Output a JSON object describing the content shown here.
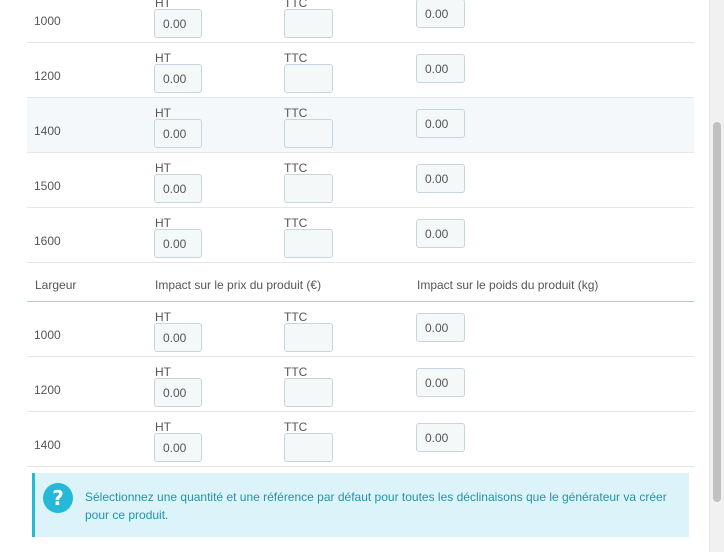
{
  "labels": {
    "ht": "HT",
    "ttc": "TTC"
  },
  "group1": {
    "rows": [
      {
        "value": "1000",
        "ht": "0.00",
        "ttc": "",
        "weight": "0.00"
      },
      {
        "value": "1200",
        "ht": "0.00",
        "ttc": "",
        "weight": "0.00"
      },
      {
        "value": "1400",
        "ht": "0.00",
        "ttc": "",
        "weight": "0.00"
      },
      {
        "value": "1500",
        "ht": "0.00",
        "ttc": "",
        "weight": "0.00"
      },
      {
        "value": "1600",
        "ht": "0.00",
        "ttc": "",
        "weight": "0.00"
      }
    ]
  },
  "group2": {
    "header": {
      "name": "Largeur",
      "price": "Impact sur le prix du produit (€)",
      "weight": "Impact sur le poids du produit (kg)"
    },
    "rows": [
      {
        "value": "1000",
        "ht": "0.00",
        "ttc": "",
        "weight": "0.00"
      },
      {
        "value": "1200",
        "ht": "0.00",
        "ttc": "",
        "weight": "0.00"
      },
      {
        "value": "1400",
        "ht": "0.00",
        "ttc": "",
        "weight": "0.00"
      }
    ]
  },
  "alert": {
    "icon": "question-circle-icon",
    "message": "Sélectionnez une quantité et une référence par défaut pour toutes les déclinaisons que le générateur va créer pour ce produit."
  },
  "colors": {
    "accent": "#25b9d7",
    "alert_bg": "#dcf4f9",
    "alert_text": "#1e94ab",
    "highlight_row": "#f4f8fb"
  }
}
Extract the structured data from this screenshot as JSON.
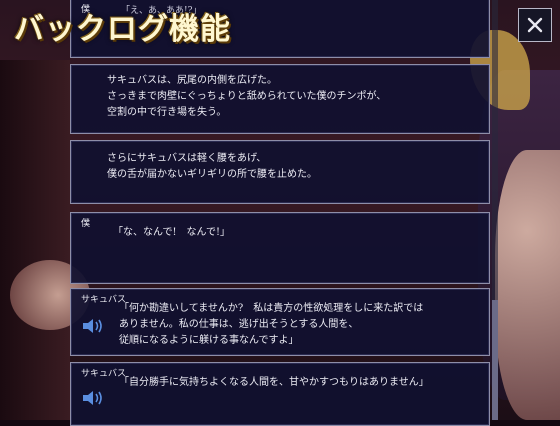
{
  "window": {
    "title": "バックログ機能"
  },
  "close_button": {
    "icon": "close-icon",
    "label": "×"
  },
  "entries": [
    {
      "speaker": "僕",
      "text": "「え、あ、ああ!?」",
      "voice": false
    },
    {
      "speaker": "",
      "text": "サキュバスは、尻尾の内側を広げた。\nさっきまで肉壁にぐっちょりと舐められていた僕のチンポが、\n空割の中で行き場を失う。",
      "voice": false
    },
    {
      "speaker": "",
      "text": "さらにサキュバスは軽く腰をあげ、\n僕の舌が届かないギリギリの所で腰を止めた。",
      "voice": false
    },
    {
      "speaker": "僕",
      "text": "「な、なんで!　なんで!」",
      "voice": false
    },
    {
      "speaker": "サキュバス",
      "text": "「何か勘違いしてませんか?　私は貴方の性欲処理をしに来た訳では\nありません。私の仕事は、逃げ出そうとする人間を、\n従順になるように躾ける事なんですよ」",
      "voice": true
    },
    {
      "speaker": "サキュバス",
      "text": "「自分勝手に気持ちよくなる人間を、甘やかすつもりはありません」",
      "voice": true
    }
  ],
  "colors": {
    "panel": "#101030",
    "border": "#8e8ea8",
    "title": "#fff7d0",
    "voice_icon": "#5a8ee0"
  }
}
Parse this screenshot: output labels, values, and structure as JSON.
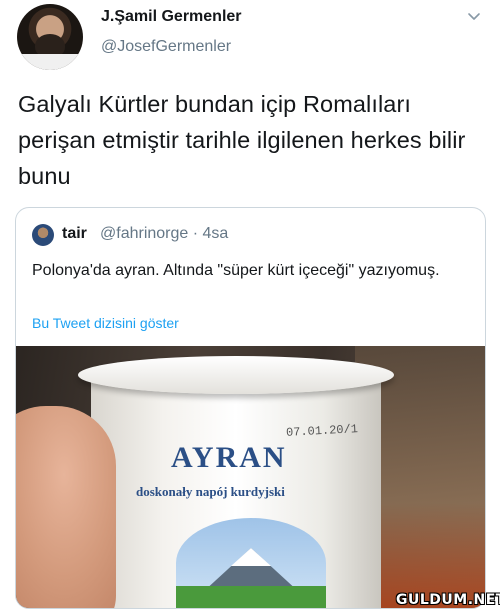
{
  "author": {
    "display_name": "J.Şamil Germenler",
    "handle": "@JosefGermenler"
  },
  "tweet": {
    "text": "Galyalı Kürtler bundan içip Romalıları perişan etmiştir tarihle ilgilenen herkes bilir bunu"
  },
  "quoted_tweet": {
    "name": "tair",
    "meta": "@fahrinorge · 4sa",
    "text": "Polonya'da ayran. Altında \"süper kürt içeceği\" yazıyomuş.",
    "thread_link": "Bu Tweet dizisini göster",
    "photo": {
      "brand": "AYRAN",
      "sub_label": "doskonały napój kurdyjski",
      "date_stamp": "07.01.20/1"
    }
  },
  "watermark": "GULDUM.NET",
  "icons": {
    "menu": "chevron-down-icon"
  },
  "colors": {
    "text": "#14171a",
    "secondary": "#657786",
    "link": "#1da1f2",
    "border": "#ccd6dd"
  }
}
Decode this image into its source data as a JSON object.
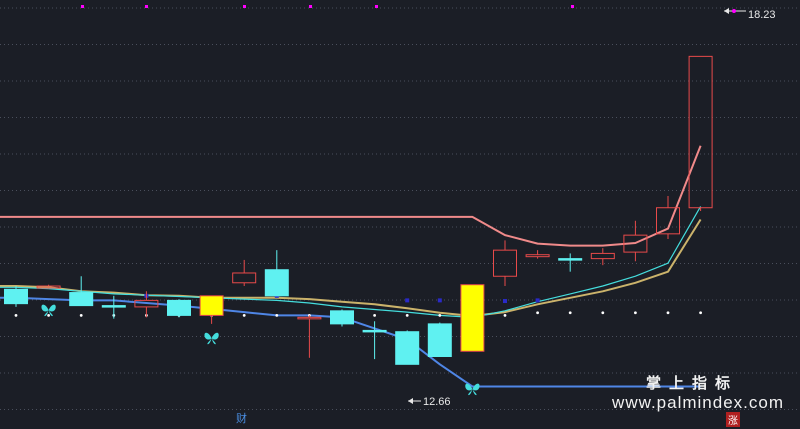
{
  "colors": {
    "background": "#1b1e26",
    "grid": "#4a4f5c",
    "up": "#e84a4a",
    "down": "#5ff1f1",
    "limit_up": "#ffff00",
    "upper_band": "#f08a8a",
    "lower_band": "#4f86e6",
    "ma_cyan": "#44dddd",
    "ma_gold": "#cbb36b",
    "dot_white": "#ffffff",
    "dot_blue": "#2a2ac8",
    "dot_magenta": "#ff00ff",
    "butterfly": "#44dddd"
  },
  "watermark": {
    "cn": "掌上指标",
    "url": "www.palmindex.com"
  },
  "markers": {
    "cai": "财",
    "zhang": "涨"
  },
  "chart_data": {
    "type": "candlestick",
    "ylim": [
      12.3,
      18.4
    ],
    "max_annotation": "18.23",
    "min_annotation": "12.66",
    "candles": [
      {
        "o": 14.15,
        "h": 14.2,
        "l": 13.88,
        "c": 13.93,
        "style": "down"
      },
      {
        "o": 14.2,
        "h": 14.22,
        "l": 14.16,
        "c": 14.17,
        "style": "up"
      },
      {
        "o": 14.1,
        "h": 14.35,
        "l": 13.9,
        "c": 13.9,
        "style": "down"
      },
      {
        "o": 13.9,
        "h": 14.05,
        "l": 13.7,
        "c": 13.88,
        "style": "down"
      },
      {
        "o": 13.88,
        "h": 14.12,
        "l": 13.72,
        "c": 13.98,
        "style": "up"
      },
      {
        "o": 13.98,
        "h": 14.0,
        "l": 13.72,
        "c": 13.75,
        "style": "down"
      },
      {
        "o": 13.75,
        "h": 14.05,
        "l": 13.62,
        "c": 14.05,
        "style": "limit"
      },
      {
        "o": 14.25,
        "h": 14.6,
        "l": 14.2,
        "c": 14.4,
        "style": "up"
      },
      {
        "o": 14.45,
        "h": 14.75,
        "l": 14.05,
        "c": 14.05,
        "style": "down"
      },
      {
        "o": 13.7,
        "h": 13.75,
        "l": 13.1,
        "c": 13.72,
        "style": "doji"
      },
      {
        "o": 13.82,
        "h": 13.84,
        "l": 13.58,
        "c": 13.62,
        "style": "down"
      },
      {
        "o": 13.52,
        "h": 13.66,
        "l": 13.08,
        "c": 13.5,
        "style": "doji-down"
      },
      {
        "o": 13.5,
        "h": 13.52,
        "l": 13.0,
        "c": 13.0,
        "style": "down"
      },
      {
        "o": 13.62,
        "h": 13.64,
        "l": 13.12,
        "c": 13.12,
        "style": "down"
      },
      {
        "o": 13.2,
        "h": 14.22,
        "l": 13.2,
        "c": 14.22,
        "style": "limit"
      },
      {
        "o": 14.35,
        "h": 14.9,
        "l": 14.2,
        "c": 14.75,
        "style": "up"
      },
      {
        "o": 14.68,
        "h": 14.75,
        "l": 14.62,
        "c": 14.65,
        "style": "doji"
      },
      {
        "o": 14.62,
        "h": 14.7,
        "l": 14.42,
        "c": 14.62,
        "style": "doji-down"
      },
      {
        "o": 14.62,
        "h": 14.78,
        "l": 14.52,
        "c": 14.7,
        "style": "up"
      },
      {
        "o": 14.72,
        "h": 15.2,
        "l": 14.58,
        "c": 14.98,
        "style": "up"
      },
      {
        "o": 15.0,
        "h": 15.58,
        "l": 14.92,
        "c": 15.4,
        "style": "up"
      },
      {
        "o": 15.4,
        "h": 17.72,
        "l": 15.35,
        "c": 17.72,
        "style": "up"
      }
    ],
    "upper_band": [
      15.26,
      15.26,
      15.26,
      15.26,
      15.26,
      15.26,
      15.26,
      15.26,
      15.26,
      15.26,
      15.26,
      15.26,
      15.26,
      15.26,
      15.26,
      14.98,
      14.85,
      14.82,
      14.82,
      14.86,
      15.08,
      16.35
    ],
    "lower_band": [
      14.02,
      14.0,
      13.98,
      13.98,
      13.94,
      13.9,
      13.85,
      13.8,
      13.75,
      13.75,
      13.72,
      13.55,
      13.38,
      13.0,
      12.66,
      12.66,
      12.66,
      12.66,
      12.66,
      12.66,
      12.66,
      12.66
    ],
    "ma_fast": [
      14.18,
      14.16,
      14.12,
      14.08,
      14.06,
      14.04,
      14.02,
      14.0,
      13.98,
      13.94,
      13.88,
      13.84,
      13.8,
      13.75,
      13.72,
      13.82,
      13.96,
      14.08,
      14.2,
      14.35,
      14.55,
      15.42
    ],
    "ma_slow": [
      14.2,
      14.18,
      14.12,
      14.1,
      14.06,
      14.05,
      14.02,
      14.02,
      14.02,
      14.0,
      13.96,
      13.92,
      13.86,
      13.79,
      13.74,
      13.8,
      13.92,
      14.02,
      14.12,
      14.25,
      14.42,
      15.22
    ],
    "white_dots": [
      13.75,
      13.75,
      13.75,
      13.75,
      13.75,
      13.75,
      13.75,
      13.75,
      13.75,
      13.75,
      13.75,
      13.75,
      13.75,
      13.75,
      13.75,
      13.75,
      13.79,
      13.79,
      13.79,
      13.79,
      13.79,
      13.79
    ],
    "blue_dots": [
      null,
      null,
      null,
      null,
      14.05,
      null,
      null,
      null,
      14.05,
      null,
      null,
      null,
      13.98,
      13.98,
      null,
      13.97,
      13.98,
      null,
      null,
      null,
      null,
      null
    ],
    "butterflies": [
      {
        "index": 1,
        "value": 13.83
      },
      {
        "index": 6,
        "value": 13.4
      },
      {
        "index": 14,
        "value": 12.62
      }
    ]
  }
}
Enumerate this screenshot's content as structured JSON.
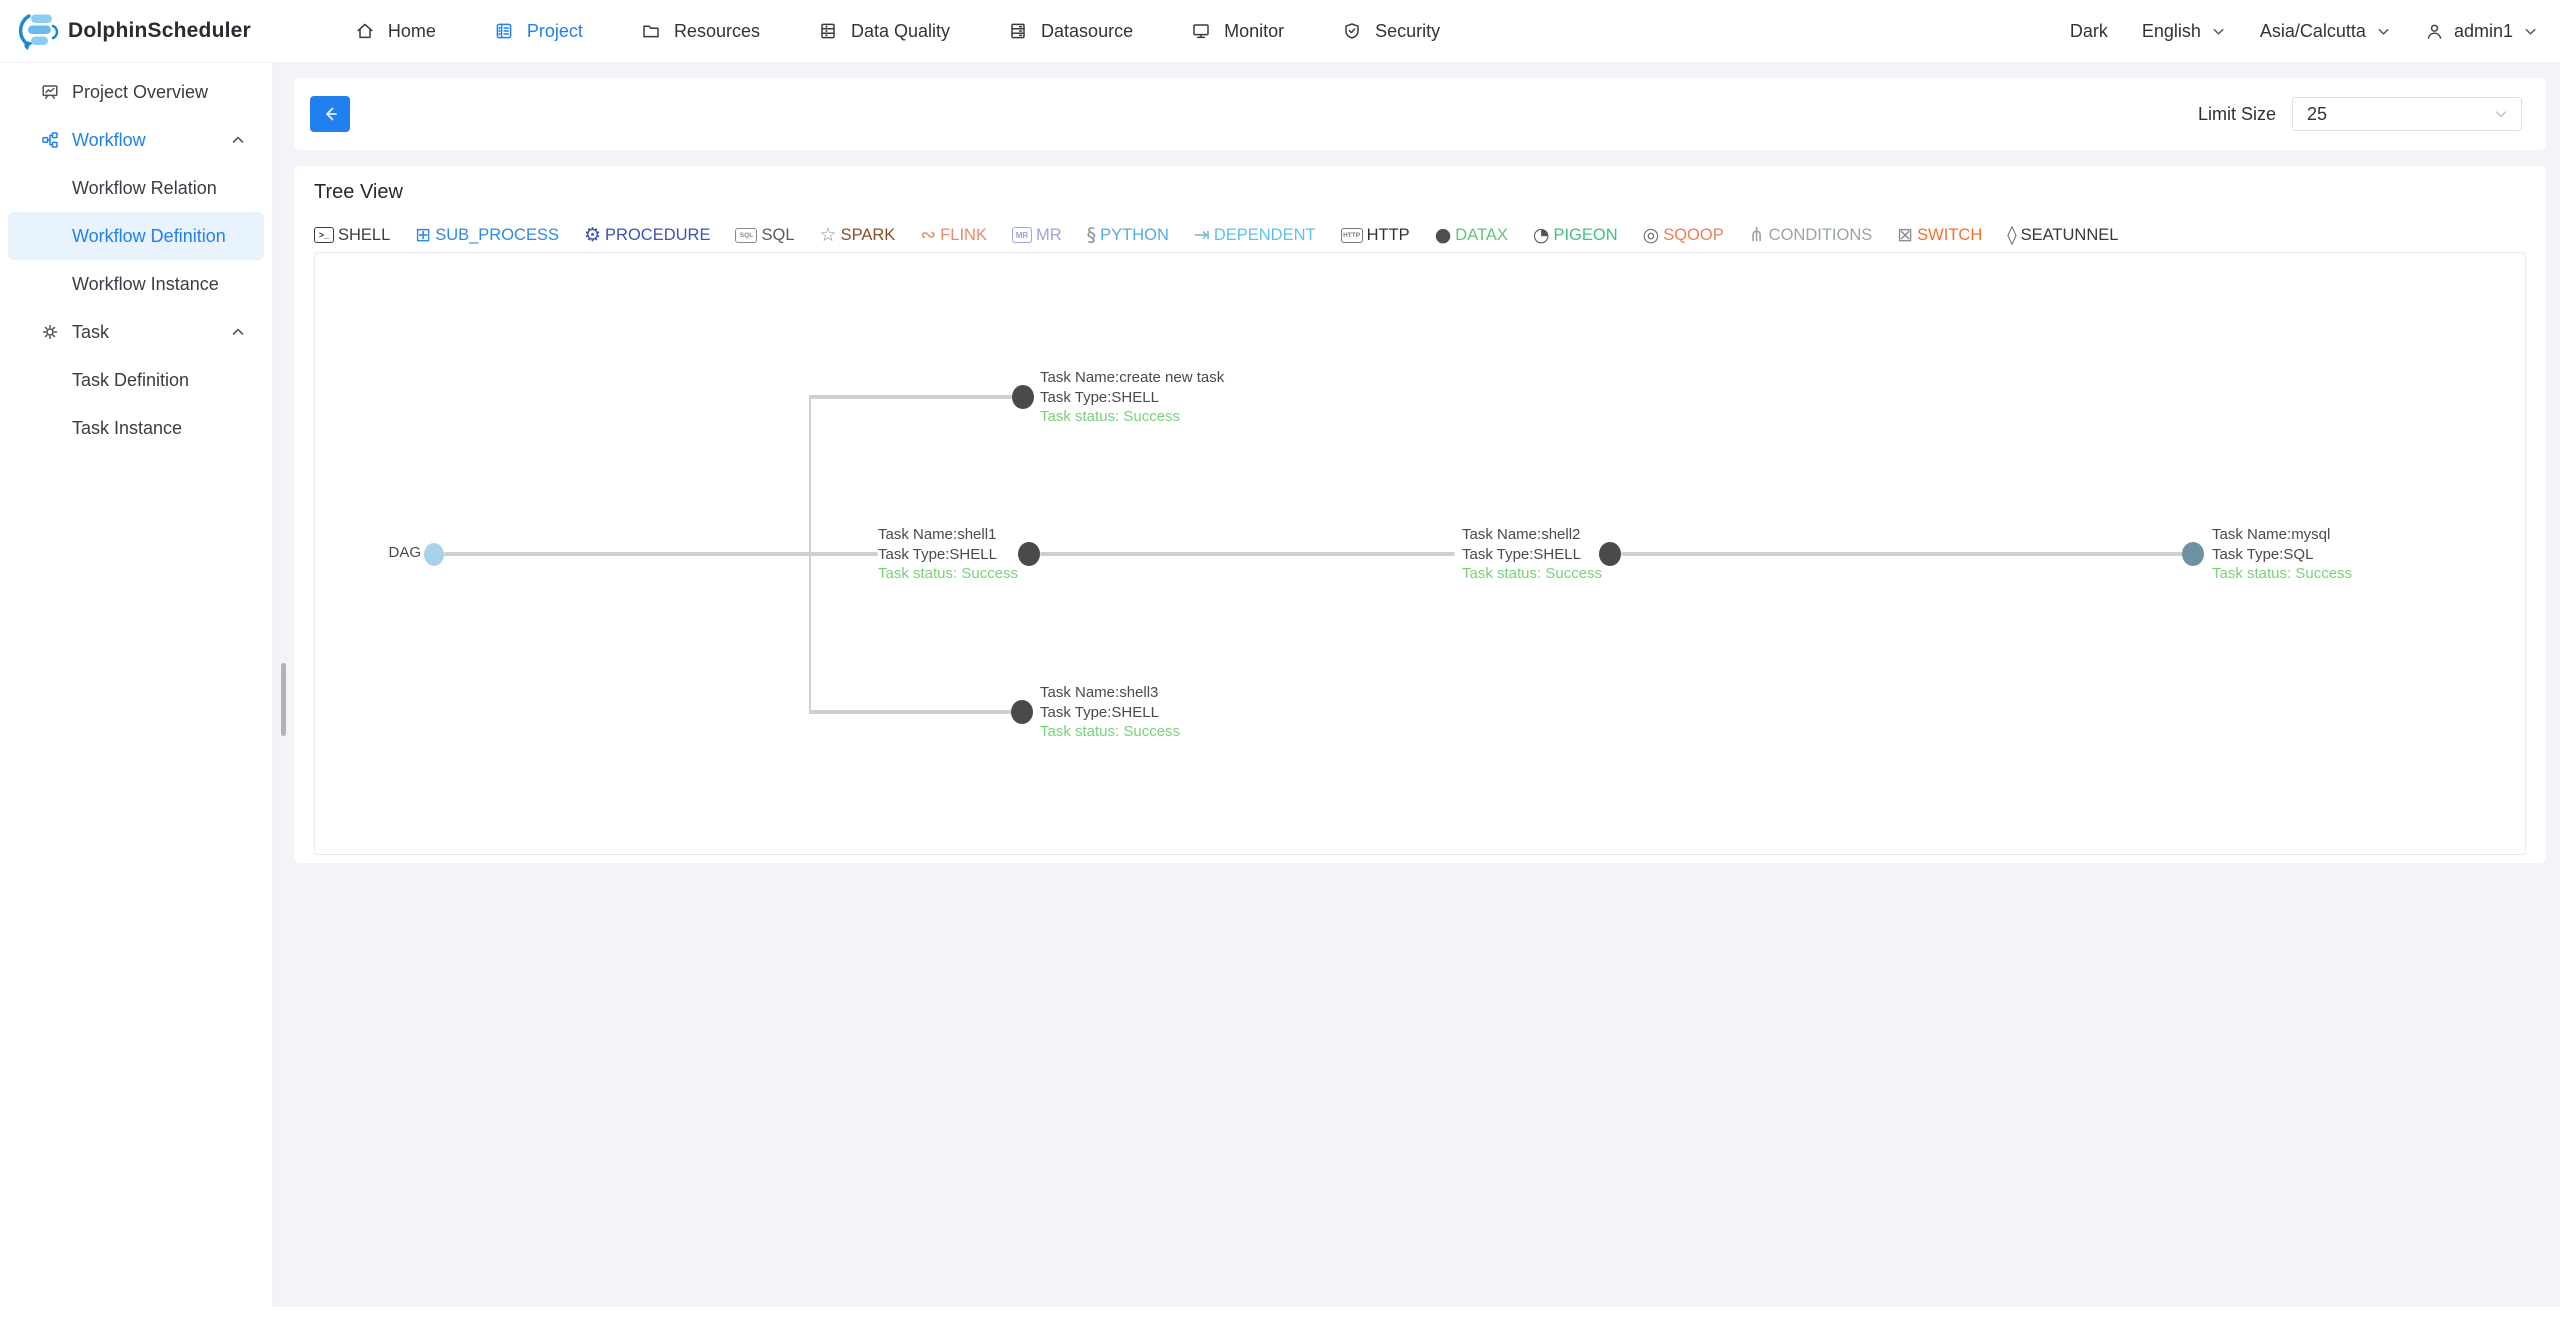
{
  "colors": {
    "primary": "#2080f0",
    "status_success_green": "#79d17a",
    "tree_line": "#cfcfcf",
    "node_circle_dark": "#4a4a4a",
    "node_circle_sql": "#6e92a3",
    "dag_circle": "#a7d3e9",
    "sidebar_selected_bg": "#e8f3fd"
  },
  "navbar": {
    "logo_text": "DolphinScheduler",
    "menu": [
      {
        "label": "Home",
        "icon": "home-icon",
        "active": false
      },
      {
        "label": "Project",
        "icon": "project-icon",
        "active": true
      },
      {
        "label": "Resources",
        "icon": "folder-icon",
        "active": false
      },
      {
        "label": "Data Quality",
        "icon": "data-quality-icon",
        "active": false
      },
      {
        "label": "Datasource",
        "icon": "datasource-icon",
        "active": false
      },
      {
        "label": "Monitor",
        "icon": "monitor-icon",
        "active": false
      },
      {
        "label": "Security",
        "icon": "security-icon",
        "active": false
      }
    ],
    "right": {
      "theme_label": "Dark",
      "language": "English",
      "timezone": "Asia/Calcutta",
      "username": "admin1"
    }
  },
  "sidebar": {
    "items": [
      {
        "label": "Project Overview",
        "icon": "overview-icon",
        "child": false,
        "active": false,
        "selected": false,
        "chevron": ""
      },
      {
        "label": "Workflow",
        "icon": "workflow-icon",
        "child": false,
        "active": true,
        "selected": false,
        "chevron": "up"
      },
      {
        "label": "Workflow Relation",
        "icon": "",
        "child": true,
        "active": false,
        "selected": false,
        "chevron": ""
      },
      {
        "label": "Workflow Definition",
        "icon": "",
        "child": true,
        "active": false,
        "selected": true,
        "chevron": ""
      },
      {
        "label": "Workflow Instance",
        "icon": "",
        "child": true,
        "active": false,
        "selected": false,
        "chevron": ""
      },
      {
        "label": "Task",
        "icon": "task-icon",
        "child": false,
        "active": false,
        "selected": false,
        "chevron": "up"
      },
      {
        "label": "Task Definition",
        "icon": "",
        "child": true,
        "active": false,
        "selected": false,
        "chevron": ""
      },
      {
        "label": "Task Instance",
        "icon": "",
        "child": true,
        "active": false,
        "selected": false,
        "chevron": ""
      }
    ]
  },
  "toolbar": {
    "limit_size_label": "Limit Size",
    "limit_size_value": "25"
  },
  "tree_view": {
    "title": "Tree View",
    "legend": [
      {
        "label": "SHELL",
        "icon": "terminal-icon",
        "label_color": "#3d3d3d",
        "icon_color": "#3d3d3d"
      },
      {
        "label": "SUB_PROCESS",
        "icon": "sitemap-icon",
        "label_color": "#2e8ae0",
        "icon_color": "#2e8ae0"
      },
      {
        "label": "PROCEDURE",
        "icon": "database-gear-icon",
        "label_color": "#3f51b5",
        "icon_color": "#3f51b5"
      },
      {
        "label": "SQL",
        "icon": "database-sql-icon",
        "label_color": "#5a5a5a",
        "icon_color": "#8a8a8a"
      },
      {
        "label": "SPARK",
        "icon": "star-icon",
        "label_color": "#8a4e2a",
        "icon_color": "#8f8f8f"
      },
      {
        "label": "FLINK",
        "icon": "squirrel-icon",
        "label_color": "#e88a66",
        "icon_color": "#e88a66"
      },
      {
        "label": "MR",
        "icon": "mr-box-icon",
        "label_color": "#9ba3e0",
        "icon_color": "#9ba3e0"
      },
      {
        "label": "PYTHON",
        "icon": "python-icon",
        "label_color": "#55a9e2",
        "icon_color": "#8f8f8f"
      },
      {
        "label": "DEPENDENT",
        "icon": "dependent-icon",
        "label_color": "#5cc2e8",
        "icon_color": "#7ab8d8"
      },
      {
        "label": "HTTP",
        "icon": "http-icon",
        "label_color": "#333333",
        "icon_color": "#777777"
      },
      {
        "label": "DATAX",
        "icon": "datax-circle-icon",
        "label_color": "#66c27e",
        "icon_color": "#4f4f4f"
      },
      {
        "label": "PIGEON",
        "icon": "pigeon-icon",
        "label_color": "#45bd84",
        "icon_color": "#555555"
      },
      {
        "label": "SQOOP",
        "icon": "ring-icon",
        "label_color": "#ee7f55",
        "icon_color": "#6a6a6a"
      },
      {
        "label": "CONDITIONS",
        "icon": "branch-icon",
        "label_color": "#9aa4aa",
        "icon_color": "#9aa4aa"
      },
      {
        "label": "SWITCH",
        "icon": "switch-box-icon",
        "label_color": "#f56f2c",
        "icon_color": "#8f8f8f"
      },
      {
        "label": "SEATUNNEL",
        "icon": "droplet-icon",
        "label_color": "#383838",
        "icon_color": "#666666"
      }
    ],
    "root_label": "DAG",
    "nodes": [
      {
        "id": "create-new-task",
        "name_line": "Task Name:create new task",
        "type_line": "Task Type:SHELL",
        "status_line": "Task status: Success"
      },
      {
        "id": "shell1",
        "name_line": "Task Name:shell1",
        "type_line": "Task Type:SHELL",
        "status_line": "Task status: Success"
      },
      {
        "id": "shell2",
        "name_line": "Task Name:shell2",
        "type_line": "Task Type:SHELL",
        "status_line": "Task status: Success"
      },
      {
        "id": "mysql",
        "name_line": "Task Name:mysql",
        "type_line": "Task Type:SQL",
        "status_line": "Task status: Success"
      },
      {
        "id": "shell3",
        "name_line": "Task Name:shell3",
        "type_line": "Task Type:SHELL",
        "status_line": "Task status: Success"
      }
    ]
  }
}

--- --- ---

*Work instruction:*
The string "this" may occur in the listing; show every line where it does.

*Problem solution:*
Extract the structured data from this screenshot as JSON.
Parse this screenshot: output labels, values, and structure as JSON.
Decode this image into its source data as a JSON object.
Enumerate this screenshot's content as structured JSON.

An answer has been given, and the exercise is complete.